All of this public subsidy was justified, said political leaders and business executives who supported them, because tourism provided the best route out of the “urban crisis” of the postwar period, and would bring prosperity by generating new tax revenue, and especially new jobs for urban residents hard-hit by the loss of manufacturing in the 1960s, 70s and 80s. In the early 1970s, as the city of St. Louis debated a bond issue to finance a new $25-million convention center for the city, promoters promised the new convention business drawn by the structure would bring “a resurgence of the city’s heritage, a return to the halcyon era of easy-going good living, good dining and good entertainment.”

The transformation from gritty industrial city to sparkling tourist destination was not an easy one, however, and in nearly every case tourist development failed to provide the panacea it seemed to promise. Service jobs in new hotels or restaurants could not offer the wages or benefits that union-backed industrial labor had provided. Furthermore, the substantial public debt incurred by cities to build tourist facilities meant diverting scarce funds from core functions like education, infrastructure maintenance, and emergency services. Finally, while new convention centers and entertainment districts drew visitors to downtowns, they did little to stem the exodus of middle-class (mostly white) residents out of cities and into suburbs.

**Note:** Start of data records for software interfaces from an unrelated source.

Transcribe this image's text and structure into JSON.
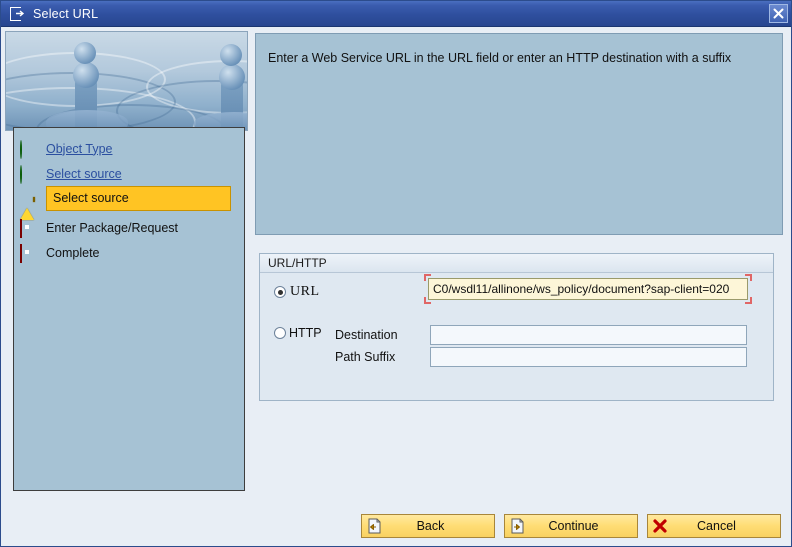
{
  "window": {
    "title": "Select URL",
    "title_icon": "document-arrow-icon",
    "close_icon": "close-icon",
    "close_label": "X"
  },
  "left_panel": {
    "splash_image_name": "water-droplet-splash-image",
    "steps": [
      {
        "label": "Object Type",
        "status": "done",
        "icon": "green-circle-icon"
      },
      {
        "label": "Select source",
        "status": "done",
        "icon": "green-circle-icon"
      },
      {
        "label": "Select source",
        "status": "current",
        "icon": "warning-triangle-icon"
      },
      {
        "label": "Enter Package/Request",
        "status": "pending",
        "icon": "red-square-icon"
      },
      {
        "label": "Complete",
        "status": "pending",
        "icon": "red-square-icon"
      }
    ]
  },
  "instruction": {
    "text": "Enter a Web Service URL in the URL field or enter an HTTP destination with a suffix"
  },
  "group": {
    "title": "URL/HTTP",
    "url_option": {
      "label": "URL",
      "selected": true,
      "value": "C0/wsdl11/allinone/ws_policy/document?sap-client=020",
      "placeholder": ""
    },
    "http_option": {
      "label": "HTTP",
      "selected": false,
      "destination_label": "Destination",
      "destination_value": "",
      "destination_placeholder": "",
      "path_suffix_label": "Path Suffix",
      "path_suffix_value": "",
      "path_suffix_placeholder": ""
    }
  },
  "footer": {
    "back_label": "Back",
    "back_icon": "back-document-icon",
    "continue_label": "Continue",
    "continue_icon": "continue-document-icon",
    "cancel_label": "Cancel",
    "cancel_icon": "red-x-icon"
  },
  "colors": {
    "titlebar": "#2f4f9e",
    "panel_blue": "#a6c2d4",
    "dialog_bg": "#e8eef5",
    "highlight": "#ffc423",
    "button_yellow": "#ffdd74",
    "input_focus": "#fdf6d8",
    "link": "#2b4fa0",
    "error_red": "#c00000",
    "ok_green": "#2bbd15"
  }
}
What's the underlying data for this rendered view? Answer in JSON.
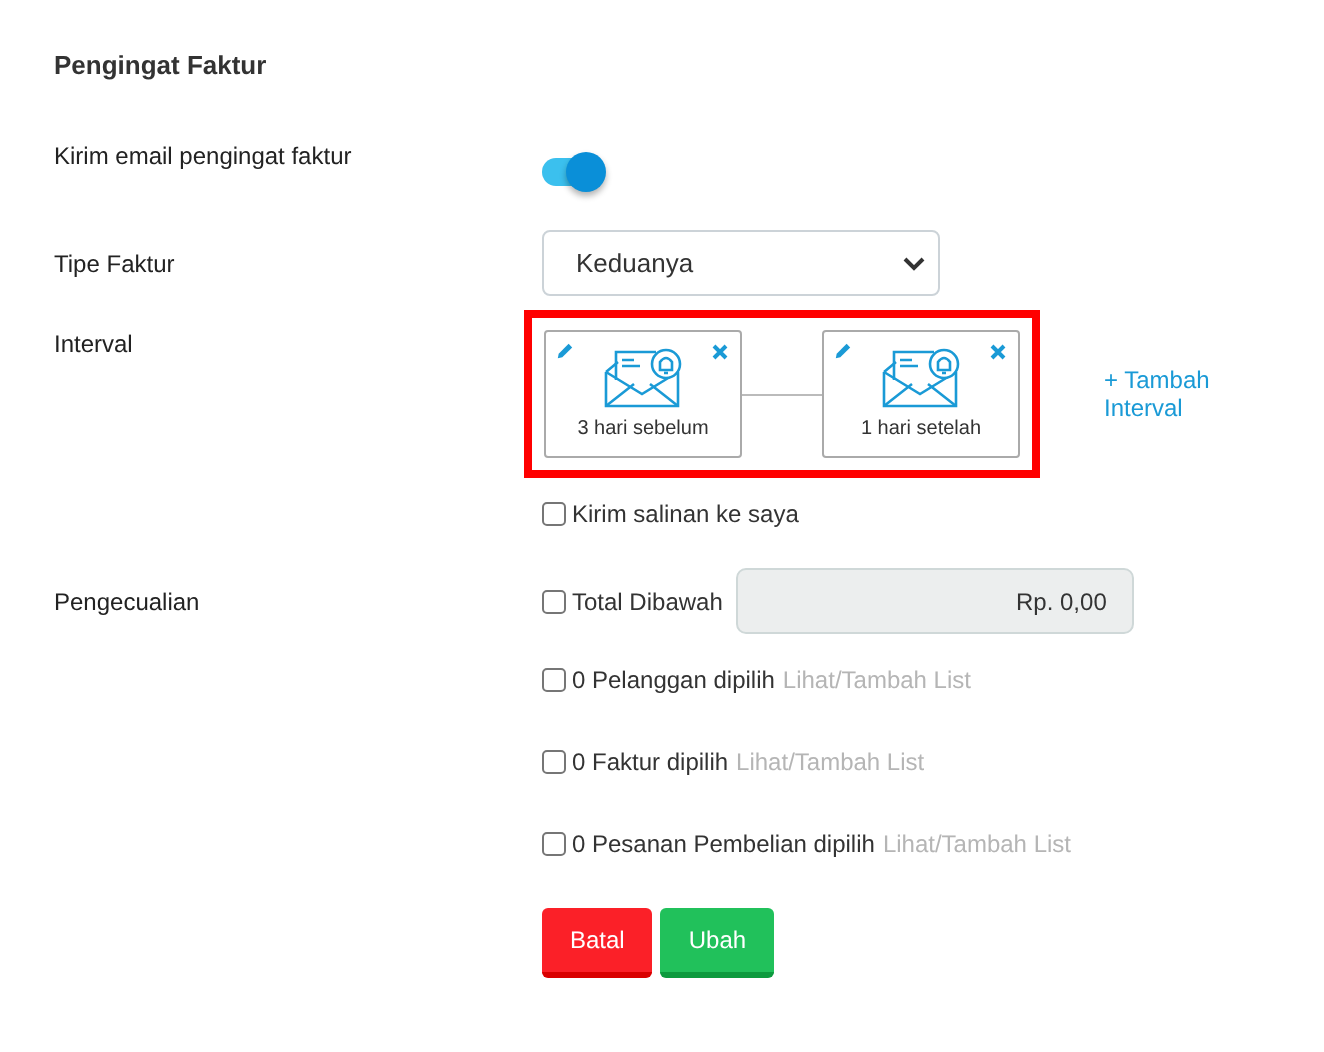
{
  "title": "Pengingat Faktur",
  "send_email": {
    "label": "Kirim email pengingat faktur",
    "on": true
  },
  "invoice_type": {
    "label": "Tipe Faktur",
    "value": "Keduanya"
  },
  "interval": {
    "label": "Interval",
    "highlighted": true,
    "items": [
      {
        "text": "3 hari sebelum"
      },
      {
        "text": "1 hari setelah"
      }
    ],
    "add_link": "+ Tambah Interval"
  },
  "send_copy": {
    "label": "Kirim salinan ke saya",
    "checked": false
  },
  "exceptions": {
    "label": "Pengecualian",
    "total": {
      "label": "Total Dibawah",
      "checked": false,
      "value": "Rp. 0,00"
    },
    "lists": [
      {
        "label": "0 Pelanggan dipilih",
        "link": "Lihat/Tambah List",
        "checked": false
      },
      {
        "label": "0 Faktur dipilih",
        "link": "Lihat/Tambah List",
        "checked": false
      },
      {
        "label": "0 Pesanan Pembelian dipilih",
        "link": "Lihat/Tambah List",
        "checked": false
      }
    ]
  },
  "buttons": [
    {
      "label": "Batal",
      "kind": "cancel"
    },
    {
      "label": "Ubah",
      "kind": "save"
    }
  ]
}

The shortcomings of the urban tourism strategy have been thrown into sharp relief in recent years by the widely-publicized protests over police violence. In the late summer of 2014, in Ferguson, Missouri an unarmed 18-year-old African-American Michael Brown was shot and killed by a white police officer. The death of Brown catalyzed a protest movement demanding an end to racially-biased policing practices. Protestors and heavily-militarized police clashed throughout the fall of 2014 along the town’s main thoroughfare of West Florissant Avenue, a short 15-minute drive from the St. Louis convention center, now dubbed the “America’s Center Convention Complex.”  The following April, Baltimore erupted in a series of protests after the death of Freddie Gray, an African-American man, due to injuries sustained at the hands of police. While most protests were nonviolent, a small group of rioters destroyed police cruisers and storefronts.  Maryland National Guard troops occupied the central city,  standing guard over the city’s Inner Harbor, the central location of its tourist facilities including the city’s convention center, hotels, National Aquarium, and Harborplace waterfront marketplace.  Cincinnati and Pittsburgh have faced similar challenges in achieving racial justice and overcoming the economic and social legacies of postwar urban segregation.

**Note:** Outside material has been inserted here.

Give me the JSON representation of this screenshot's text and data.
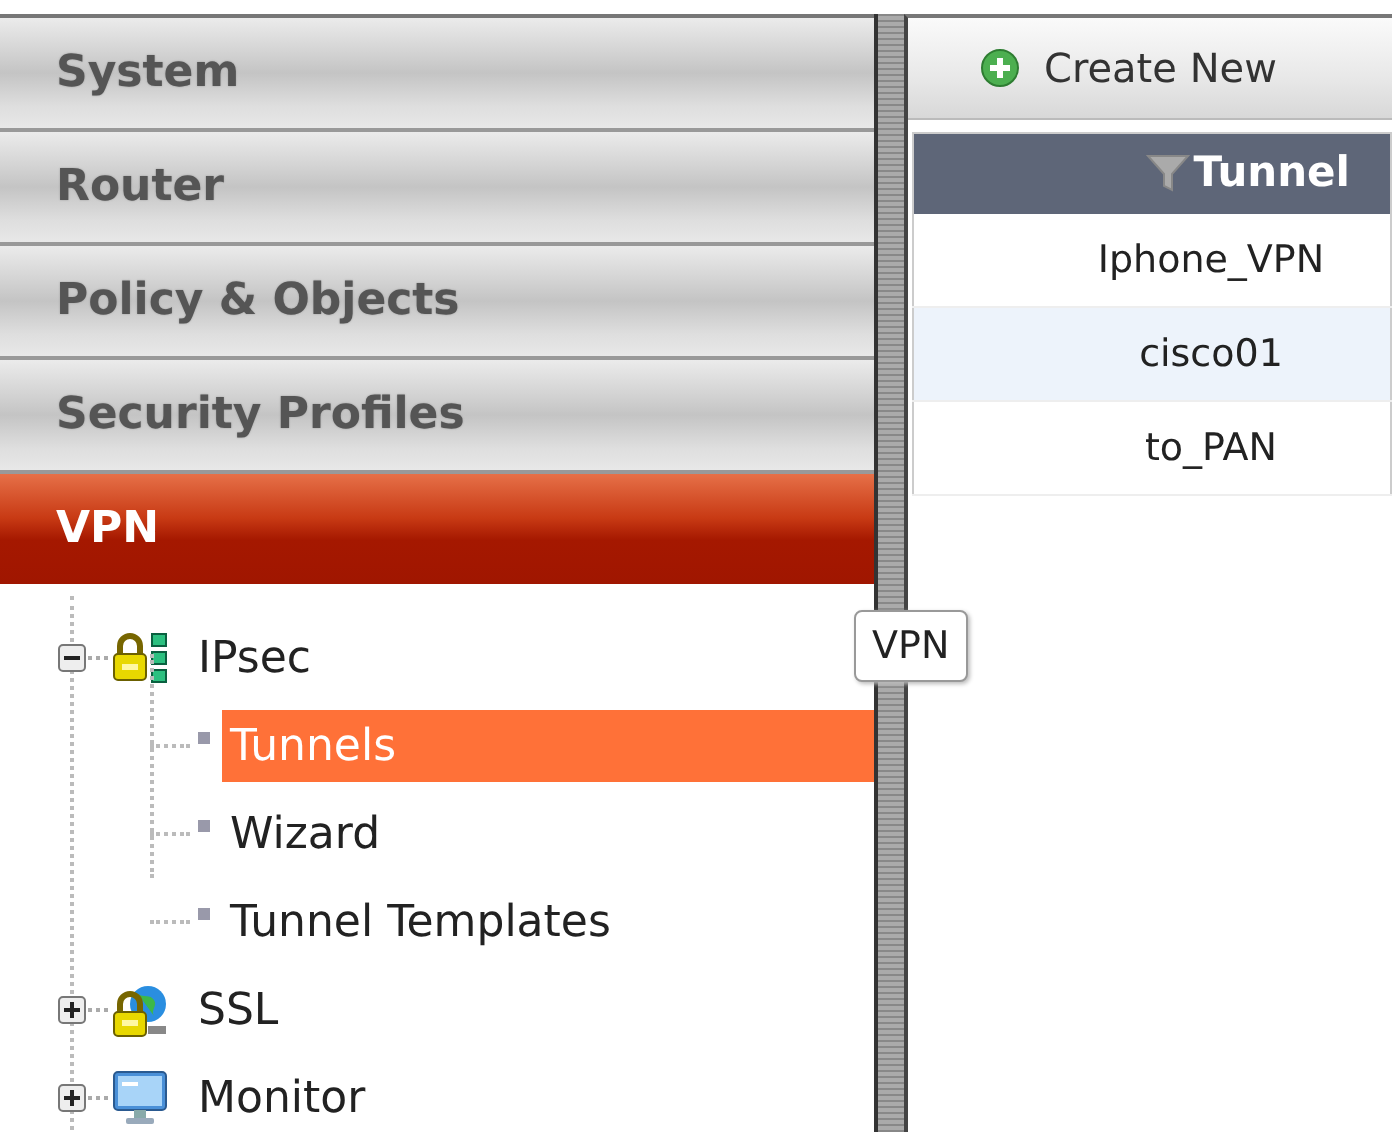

The historical narratives of these cities should, then, give us pause regarding the role of tourism in contemporary cities.  Just as past urban leaders pursued downtown hotels and convention centers, today casinos increasingly flourish in the Rustbelt urban landscape, and cities are grappling with the challenges of tourist-oriented “sharing economy” businesses like Airbnb and Uber, which threaten to diminish hospitality tax revenues or disrupt established parts of the economic sector. While tourism is indisputably an important element of urban economies, A Nice Place to Visit suggests that cities would do well to temper the belief that tourism-driven economic development is a cure-all, and, furthermore, to remember that the benefits of such development are rarely equitably distributed. Truly successful cities are those that are not only “nice places to visit” but also communities that provide economic opportunity and social justice that make them good places to live.

Follow Aaron Cowan on twitter @aaronbcowan.

 

Follow

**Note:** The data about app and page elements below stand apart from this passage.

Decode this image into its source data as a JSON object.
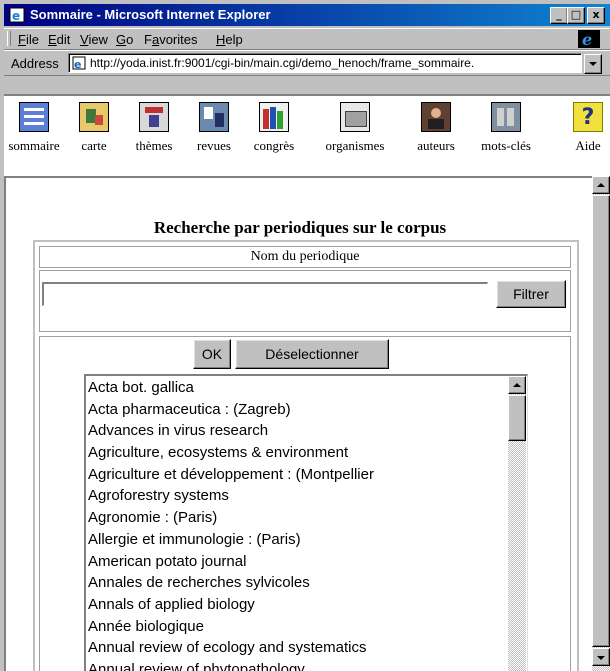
{
  "window": {
    "title": "Sommaire - Microsoft Internet Explorer",
    "min_glyph": "_",
    "max_glyph": "□",
    "close_glyph": "x"
  },
  "menu": [
    {
      "label": "File",
      "accel": "F",
      "rest": "ile"
    },
    {
      "label": "Edit",
      "accel": "E",
      "rest": "dit"
    },
    {
      "label": "View",
      "accel": "V",
      "rest": "iew"
    },
    {
      "label": "Go",
      "accel": "G",
      "rest": "o"
    },
    {
      "label": "Favorites",
      "pre": "F",
      "accel": "a",
      "rest": "vorites"
    },
    {
      "label": "Help",
      "accel": "H",
      "rest": "elp"
    }
  ],
  "address": {
    "label": "Address",
    "url": "http://yoda.inist.fr:9001/cgi-bin/main.cgi/demo_henoch/frame_sommaire."
  },
  "nav": [
    {
      "label": "sommaire",
      "icon": "list-icon"
    },
    {
      "label": "carte",
      "icon": "map-icon"
    },
    {
      "label": "thèmes",
      "icon": "themes-icon"
    },
    {
      "label": "revues",
      "icon": "journals-icon"
    },
    {
      "label": "congrès",
      "icon": "books-icon"
    },
    {
      "label": "organismes",
      "icon": "folder-icon"
    },
    {
      "label": "auteurs",
      "icon": "author-icon"
    },
    {
      "label": "mots-clés",
      "icon": "keywords-icon"
    },
    {
      "label": "Aide",
      "icon": "help-icon"
    }
  ],
  "page": {
    "title": "Recherche par periodiques sur le corpus",
    "column_header": "Nom du periodique",
    "filter_value": "",
    "filter_button": "Filtrer",
    "ok_button": "OK",
    "deselect_button": "Déselectionner"
  },
  "journals": [
    "Acta bot. gallica",
    "Acta pharmaceutica : (Zagreb)",
    "Advances in virus research",
    "Agriculture, ecosystems & environment",
    "Agriculture et développement : (Montpellier",
    "Agroforestry systems",
    "Agronomie : (Paris)",
    "Allergie et immunologie : (Paris)",
    "American potato journal",
    "Annales de recherches sylvicoles",
    "Annals of applied biology",
    "Année biologique",
    "Annual review of ecology and systematics",
    "Annual review of phytopathology"
  ],
  "colors": {
    "title_start": "#000080",
    "title_end": "#1084d0",
    "chrome": "#c0c0c0"
  }
}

Get every new post delivered to your Inbox.

Join 98 other followers

%d bloggers like this: